Being a great communicator can improve your personal and work relationships and open doors for new opportunities. Great communicators take the time to listen to their audience instead of waiting for any chance to speak up. They know what they’re talking about and are considered the go-to person for advice, both at home and in the office. They ask questions and engage with the people they have conversations with, and they focus on what others are saying. They are also able to achieve their goals because they are aware of misunderstandings and how to quickly resolve any issues.
“Truly great communicators are always first – great storytellers,” says Tim Cole, author of “The Compass Solution – A Guide to Winning Your Career.”
To be an excellent communicator you have to watch your audience, listen to your audience, and gauge your audience, and Cole has created a simple guide with these three secrets to help you distinguish yourself.
WATCH YOUR AUDIENCE
“You grab an audience in the first 60 seconds, or you lose them forever. One minute to clutch their hearts and to hold their minds,” says Cole.
The hook is everything, and you should pay attention to your audience’s attention and focus. Do they seem distracted? Are they looking for an excuse to leave the room at any chance they get? If you’re giving a presentation, don’t bore someone with a lengthy PowerPoint presentation that has so many words and graphics on the screen that it’s difficult for anyone to understand. Keep it concise and straightforward. Pay attention to non-verbal cues and any barriers that may separate you from your audience.

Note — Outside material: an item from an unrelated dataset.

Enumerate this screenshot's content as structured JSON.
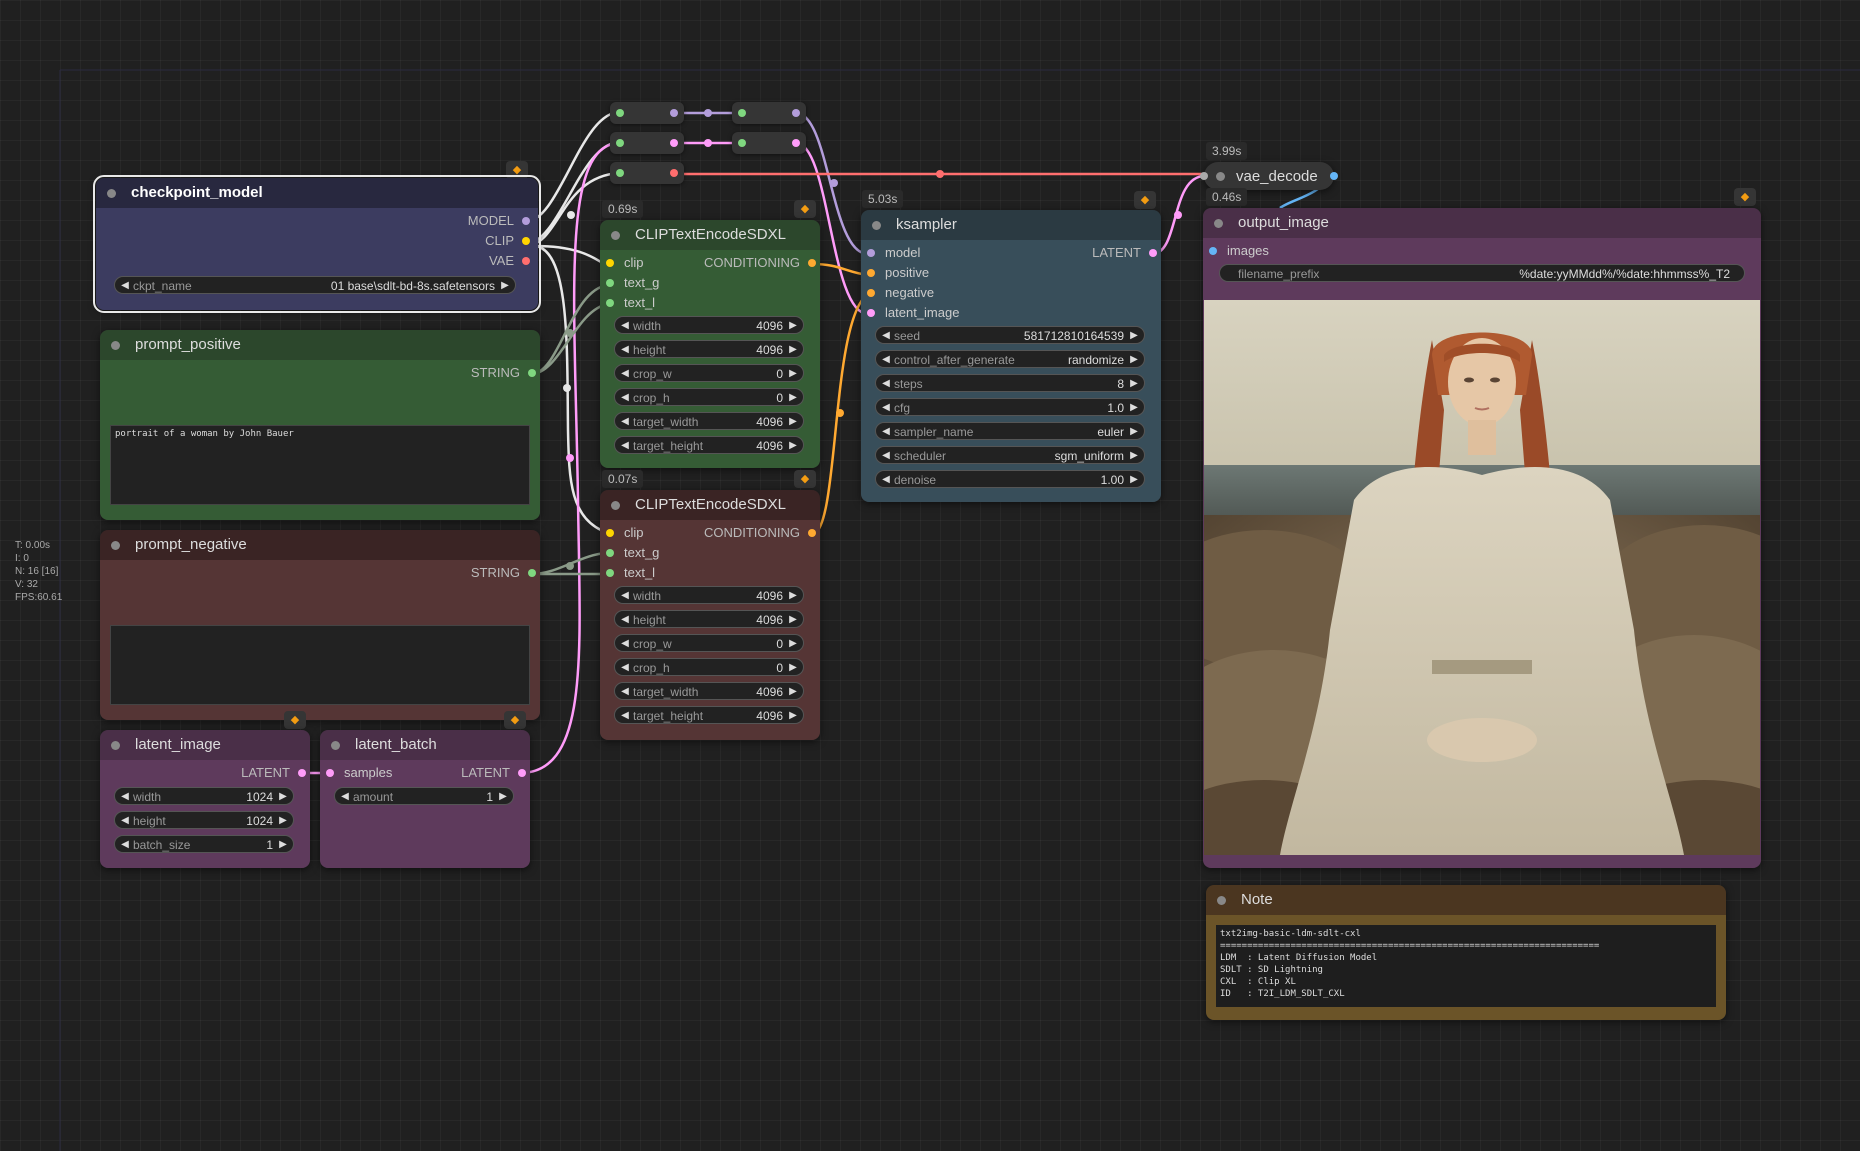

Do your research before you give that big presentation, so you know who will be there and what type of message you should prepare.
LISTEN TO YOUR AUDIENCE
Just because you like to talk, doesn’t mean you’re an excellent communicator. Even though you might be extremely passionate about the topic you are discussing, the message might not be getting through because you’re not taking the time to listen to your audience.
“Great communicators must stifle the impulse to speak – they must pause to listen. The world-class practitioners are made great not because of their ability to impress their audience with words – they’re made great because of their willingness to comprehend the words of others,” says Cole.
If you’re the type of person, who can’t wait to get a word in during every conversation you have, take the time to stop for a minute and soak in what the other person is saying. If you aren’t listening, you run the chance of having your message misunderstood. Don’t interrupt someone just to get your point across, and take the time to ask for clarification if you have a question.
GAUGE YOUR AUDIENCE
We all want to hear a great story, to be engaged and entertained. The best communicators make the audience a part of the story whether you are talking to one person or an entire room filled with people. “We see this often in the entertainment industry – the singing star that makes the audience a part of the show – or the late-night talk show host whose primary guest really is the studio or television observers,” Cole says.
Although you might not be able to implement these guidelines overnight, you can do it over time. Before a big speech, practice, practice, practice, and ask for constructive feedback from friends or coworkers. By improving your communication skills, you’ll be able to develop your relationships and better understand the mission and goals of the company you work for.
“Constantly assess for impact – and the one true measure that must be considered is your audience. Any assessment of skills must ultimately be balanced against the reality of your listeners – the ultimate judge of a great communicator,” says Cole.